MIAMI (AP) _ Hurricane Fran roared along at 115 mph Tuesday night and its winds were expected to get even stronger as it aimed to make landfall along the southeastern U.S. coast late Thursday.

A hurricane watch, meaning the storm could hit within 36 hours, could go up for Georgia and South Carolina by Wednesday morning, meteorologist Robert Molleda said Tuesday night at the National Hurricane Center.

Much of the Bahamas, a mecca for American gamblers and other vacationers, was bracing for a possible hit even though it appeared that Fran would pass north of the islands.

Heading west-northwest at 13 mph, Fran was expected to take a gradual turn to the northwest by early Wednesday, Molleda said.

``That would take it into either Georgia or South Carolina sometime Thursday night,'' he said.

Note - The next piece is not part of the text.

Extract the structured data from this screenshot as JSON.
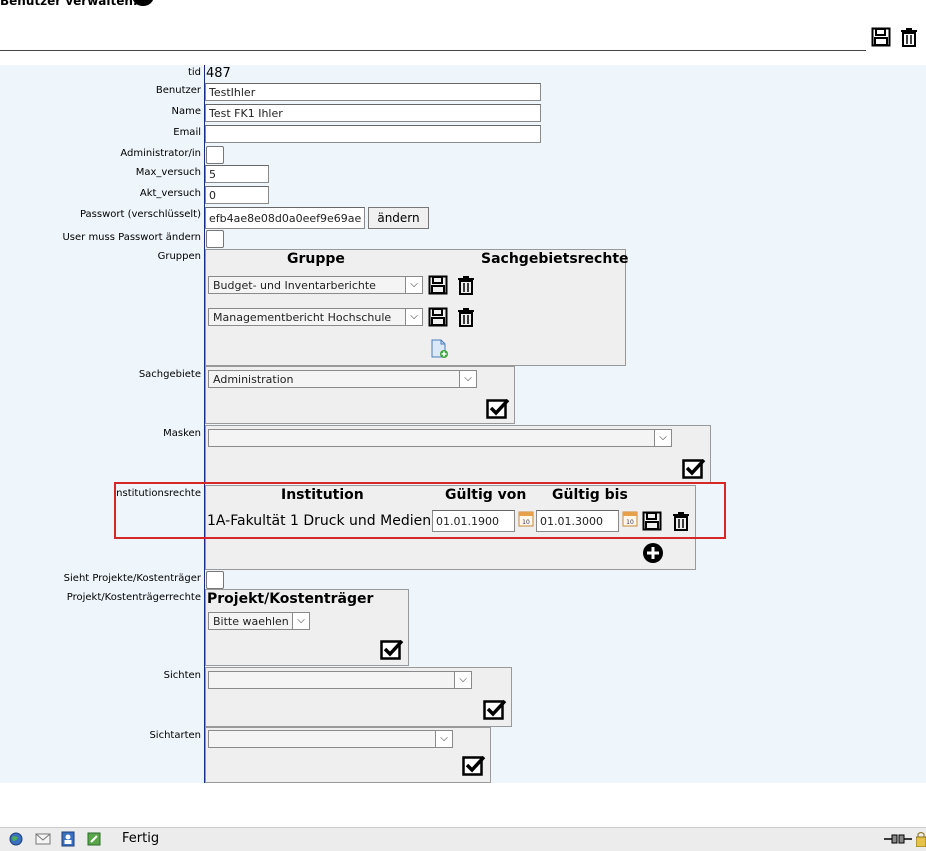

Fran's winds jumped quickly from 85 mph early Tuesday to 115 mph, making it a Category 3 hurricane on the Saffir-Simpson scale, capable of causing extensive damage.

The U.S. Navy sent ships to sea for safety, and disaster officials in some parts of the Southeast fretted that people may not take the threat seriously.

``Our concern is that the public may become less responsive to evacuation orders,'' said Joe Farmer, a spokesman for South Carolina's Emergency Preparedness Division. ``We recognize that as the public is exposed to more and more of these, the need for us to reinforce this message is greater.''

Hurricane Bertha, which killed nine, came ashore in North Carolina in July with sustained winds of just 75 mph, causing millions of dollars in damage.

At 8 p.m. EDT, Fran was centered about 275 miles east of Nassau, Bahamas, and 700 miles southeast of Charleston, S.C.

A hurricane warning was in effect for the northwest Bahamas, including the casino havens in Nassau and Freeport. Whitecaps in the water off San Salvador island in the Bahamas forced Club Med to declare its beach off limits. Residents throughout the country were told to stay indoors.

San Salvador administrator Charles King said winds were near tropical storm force Tuesday afternoon.

``Apart from that, things are pretty much the same,'' he said. ``We feel as though it will be a minimal hurricane, but we are watching and listening to the reports. We are ready to take the necessary precautions.''

The Navy wasn't waiting. In Jacksonville, Fla., 14 ships from Mayport Naval Station headed for the open sea.

In North Carolina, business owners already suffering the effects of Hurricane Bertha were bemoaning more tropical weather. ``It was the worst Labor Day I've ever had, and I've been in business 41 years,'' said Carol Dillon, owner of the Outer Banks Motel on North Carolina's Hatteras Island.